Friday, December 9

A Streetcar Named Desire – Altrincham Garrick Playhouse

First performed on Broadway in 1947, Tennessee Williams ‘A Streetcar Named Desire’ is a tragedy that highlights the inequalities of society in post war America. The play particularly shares the negative effects experienced by women during this time. Associated by many as one of the most significant of all American plays, it is certainly a brave step that the Altrincham Garrick Playhouse have undertaken in performing this epic tale.
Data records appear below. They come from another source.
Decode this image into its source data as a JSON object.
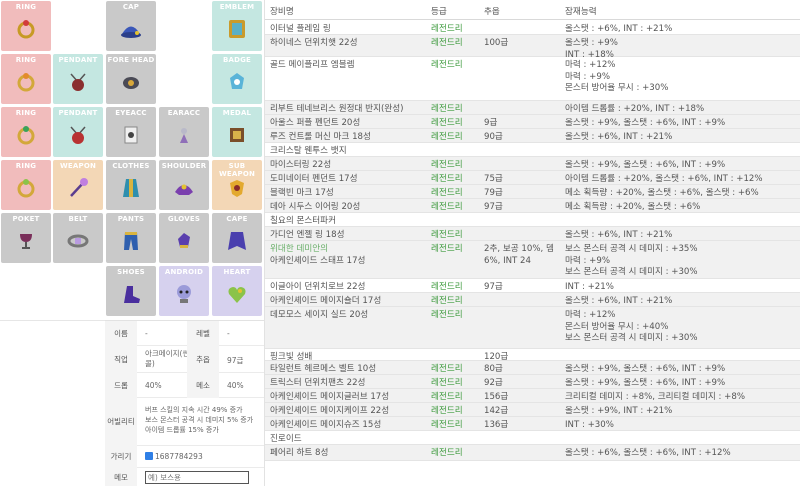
{
  "slots": [
    {
      "label": "RING"
    },
    {
      "label": "CAP"
    },
    {
      "label": "EMBLEM"
    },
    {
      "label": "RING"
    },
    {
      "label": "PENDANT"
    },
    {
      "label": "FORE HEAD"
    },
    {
      "label": "BADGE"
    },
    {
      "label": "RING"
    },
    {
      "label": "PENDANT"
    },
    {
      "label": "EYEACC"
    },
    {
      "label": "EARACC"
    },
    {
      "label": "MEDAL"
    },
    {
      "label": "RING"
    },
    {
      "label": "WEAPON"
    },
    {
      "label": "CLOTHES"
    },
    {
      "label": "SHOULDER"
    },
    {
      "label": "SUB WEAPON"
    },
    {
      "label": "POKET"
    },
    {
      "label": "BELT"
    },
    {
      "label": "PANTS"
    },
    {
      "label": "GLOVES"
    },
    {
      "label": "CAPE"
    },
    {
      "label": "SHOES"
    },
    {
      "label": "ANDROID"
    },
    {
      "label": "HEART"
    }
  ],
  "info": {
    "name_label": "이름",
    "name_value": "-",
    "level_label": "레벨",
    "level_value": "-",
    "job_label": "직업",
    "job_value": "아크메이지(썬,\n콜)",
    "force_label": "추옵",
    "force_value": "97급",
    "drop_label": "드롭",
    "drop_value": "40%",
    "meso_label": "메소",
    "meso_value": "40%",
    "ability_label": "어빌리티",
    "ability_value": "버프 스킬의 지속 시간 49% 증가\n보스 몬스터 공격 시 데미지 5% 증가\n아이템 드롭률 15% 증가",
    "hide_label": "가리기",
    "hide_value": "1687784293",
    "memo_label": "메모",
    "memo_placeholder": "예) 보스용"
  },
  "table": {
    "headers": {
      "name": "장비명",
      "grade": "등급",
      "force": "추옵",
      "potential": "잠재능력"
    },
    "rows": [
      {
        "name": "이터널 플레임 링",
        "grade": "레전드리",
        "force": "",
        "pot": "올스탯 : +6%, INT : +21%"
      },
      {
        "name": "하이네스 던위치햇 22성",
        "grade": "레전드리",
        "force": "100급",
        "pot": "올스탯 : +9%\nINT : +18%"
      },
      {
        "name": "골드 메이플리프 엠블렘",
        "grade": "레전드리",
        "force": "",
        "pot": "마력 : +12%\n마력 : +9%\n몬스터 방어율 무시 : +30%"
      },
      {
        "name": "리부트 테네브리스 원정대 반지(완성)",
        "grade": "레전드리",
        "force": "",
        "pot": "아이템 드롭률 : +20%, INT : +18%"
      },
      {
        "name": "아울스 퍼플 펜던트 20성",
        "grade": "레전드리",
        "force": "9급",
        "pot": "올스탯 : +9%, 올스탯 : +6%, INT : +9%"
      },
      {
        "name": "루즈 컨트롤 머신 마크 18성",
        "grade": "레전드리",
        "force": "90급",
        "pot": "올스탯 : +6%, INT : +21%"
      },
      {
        "name": "크리스탈 웬투스 뱃지",
        "grade": "",
        "force": "",
        "pot": ""
      },
      {
        "name": "마이스터링 22성",
        "grade": "레전드리",
        "force": "",
        "pot": "올스탯 : +9%, 올스탯 : +6%, INT : +9%"
      },
      {
        "name": "도미네이터 펜던트 17성",
        "grade": "레전드리",
        "force": "75급",
        "pot": "아이템 드롭률 : +20%, 올스탯 : +6%, INT : +12%"
      },
      {
        "name": "블랙빈 마크 17성",
        "grade": "레전드리",
        "force": "79급",
        "pot": "메소 획득량 : +20%, 올스탯 : +6%, 올스탯 : +6%"
      },
      {
        "name": "데아 시두스 이어링 20성",
        "grade": "레전드리",
        "force": "97급",
        "pot": "메소 획득량 : +20%, 올스탯 : +6%"
      },
      {
        "name": "칠요의 몬스터파커",
        "grade": "",
        "force": "",
        "pot": ""
      },
      {
        "name": "가디언 엔젤 링 18성",
        "grade": "레전드리",
        "force": "",
        "pot": "올스탯 : +6%, INT : +21%"
      },
      {
        "name": "위대한 데미안의\n아케인셰이드 스태프 17성",
        "grade": "레전드리",
        "force": "2추, 보공 10%, 뎀\n6%, INT 24",
        "pot": "보스 몬스터 공격 시 데미지 : +35%\n마력 : +9%\n보스 몬스터 공격 시 데미지 : +30%"
      },
      {
        "name": "이글아이 던위치로브 22성",
        "grade": "레전드리",
        "force": "97급",
        "pot": "INT : +21%"
      },
      {
        "name": "아케인셰이드 메이지숄더 17성",
        "grade": "레전드리",
        "force": "",
        "pot": "올스탯 : +6%, INT : +21%"
      },
      {
        "name": "데모모스 세이지 실드 20성",
        "grade": "레전드리",
        "force": "",
        "pot": "마력 : +12%\n몬스터 방어율 무시 : +40%\n보스 몬스터 공격 시 데미지 : +30%"
      },
      {
        "name": "핑크빛 성배",
        "grade": "",
        "force": "120급",
        "pot": ""
      },
      {
        "name": "타일런트 헤르메스 벨트 10성",
        "grade": "레전드리",
        "force": "80급",
        "pot": "올스탯 : +9%, 올스탯 : +6%, INT : +9%"
      },
      {
        "name": "트릭스터 던위치팬츠 22성",
        "grade": "레전드리",
        "force": "92급",
        "pot": "올스탯 : +9%, 올스탯 : +6%, INT : +9%"
      },
      {
        "name": "아케인셰이드 메이지글러브 17성",
        "grade": "레전드리",
        "force": "156급",
        "pot": "크리티컬 데미지 : +8%, 크리티컬 데미지 : +8%"
      },
      {
        "name": "아케인셰이드 메이지케이프 22성",
        "grade": "레전드리",
        "force": "142급",
        "pot": "올스탯 : +9%, INT : +21%"
      },
      {
        "name": "아케인셰이드 메이지슈즈 15성",
        "grade": "레전드리",
        "force": "136급",
        "pot": "INT : +30%"
      },
      {
        "name": "진로이드",
        "grade": "",
        "force": "",
        "pot": ""
      },
      {
        "name": "페어리 하트 8성",
        "grade": "레전드리",
        "force": "",
        "pot": "올스탯 : +6%, 올스탯 : +6%, INT : +12%"
      }
    ]
  },
  "colors": {
    "legendary": "#3d9a3d",
    "ring_bg": "#f1bcbc",
    "teal_bg": "#c4e7e1",
    "orange_bg": "#f3d7b6",
    "gray_bg": "#c9c9c9",
    "purple_bg": "#d6d1ee"
  }
}
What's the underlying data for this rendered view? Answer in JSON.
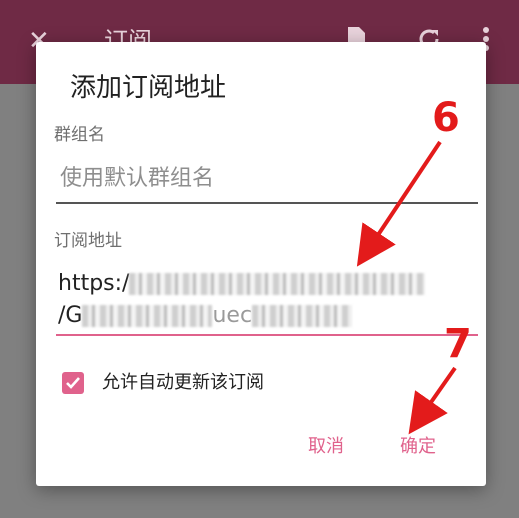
{
  "appbar": {
    "title": "订阅",
    "close_icon": "close-icon",
    "file_icon": "file-icon",
    "refresh_icon": "refresh-icon",
    "more_icon": "more-vert-icon"
  },
  "dialog": {
    "title": "添加订阅地址",
    "group": {
      "label": "群组名",
      "placeholder": "使用默认群组名"
    },
    "url": {
      "label": "订阅地址",
      "line1_prefix": "https:/",
      "line2_prefix": "/G",
      "line2_visible_fragment": "uec"
    },
    "auto_update_label": "允许自动更新该订阅",
    "auto_update_checked": true,
    "cancel_label": "取消",
    "ok_label": "确定"
  },
  "annotations": [
    {
      "label": "6",
      "color": "#e31b1b"
    },
    {
      "label": "7",
      "color": "#e31b1b"
    }
  ],
  "colors": {
    "appbar": "#6f2a45",
    "accent": "#e0628c",
    "annotation": "#e31b1b"
  }
}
For those unfamiliar with the story, the play relays the story of Blanche Dubois (Kathryn Worthington) who arrives in New Orleans from Laurel, Mississippi having been given “a leave of absence” from her teaching role. She moves into her sister Stella’s apartment (Fiona Primrose) in the unbearable heat of New Orleans that she shares with Stella’s husband, the formidable Stanley Kowalski (Matthew Barnell). The antagonistic relationship between Blanche and Stanley from the moment she arrives in New Orleans provides the audience with a relationship that is uneasy to watch yet at the same time, extremely hard not to watch.

Kathryn Worthington must be applauded for her excellent performance as Blanche DuBois, Stella’s estranged Sister. Her portrayal of Blanche as a vulnerable woman from Mississippi, desperate to be loved and accepted by all was phenomenal. Her character crumbles as the play progresses and her fragility is heightened when finally, her sanity is questioned towards a dramatic ending. Worthington displays an almost “musical” southern states accent and her portrayal of Blanches happy go lucky, innocence versus her deep-rooted insecurities was executed to perfection.

Fiona Primrose who portrayed the part of the dutiful wife Stella Kowalski, in some ways demonstrated the hopelessness of a woman in this era. Primrose displayed the internal struggle to fight the desperation to please her husband whilst battling with her need to provide Blanche with stability, love and understanding. Primrose demonstrated clearly to the audience that she was in turmoil between her need to protect Blanche and her duty to stay married to Stanley, even when violence ensued. Primrose’s representation of the character was exemplary.

Matthew Barnell gave a solid performance as Stanley Kowalski and his unwavering masculinity, anger, pride and insistence on consistently being “top dog”. The poker scenes were well executed, and the drunken behaviour made it clear to the audience that whatever state Stanley Kowalski was in he always was to be “the man in charge.” With an abundance of stage presence, Barnell ensured Stanley was viewed as man hard to love, even by his friends at times.

The set and staging worked very well in that it was consistent throughout. Impressive that even the bathroom which was a key reference point (and in reality, actually only showed the actors walking in and out of a door) demonstrated how well this was carried out. The various areas on stage were all meaningful to the entire play so it was a positive decision that they appeared to be fluidly utilised. The outside of the apartment of a noisy New Orleans and the inside of the apartment were closely connected which was key to the entire play.

The deterioration of Blanches mental health was also displayed by the clever use of jazz music on the set and Christine Mills on sound designed by director John Cunningham must be congratulated for this. The music continued during Blanches eventual demise but eventually the sounds were almost entirely only experienced by Blanche. It did not go unnoticed that even the sound of the doorbell on set needed to be executed to perfection.

A Streetcar named Desire is a story about types of love alongside fantasy versus the harsh reality of society. It is evident that Director John Cunningham has produced another fabulous piece of theatre and must be congratulated. It is no easy feat to produce such an iconic piece of theatre and “A Streetcar Named Desire” has given a much loved play a very positive nod. A play that is as thrilling to watch as it is uncomfortable, if you are a fan of this classic play by Tennessee Williams it is essential viewing for sure. An excellent production.

Playing until Saturday 20th November tickets available from

Reviewer: Angela Kelly

Reviewed: 15th November 2021

North West End UK Rating: ★★★★★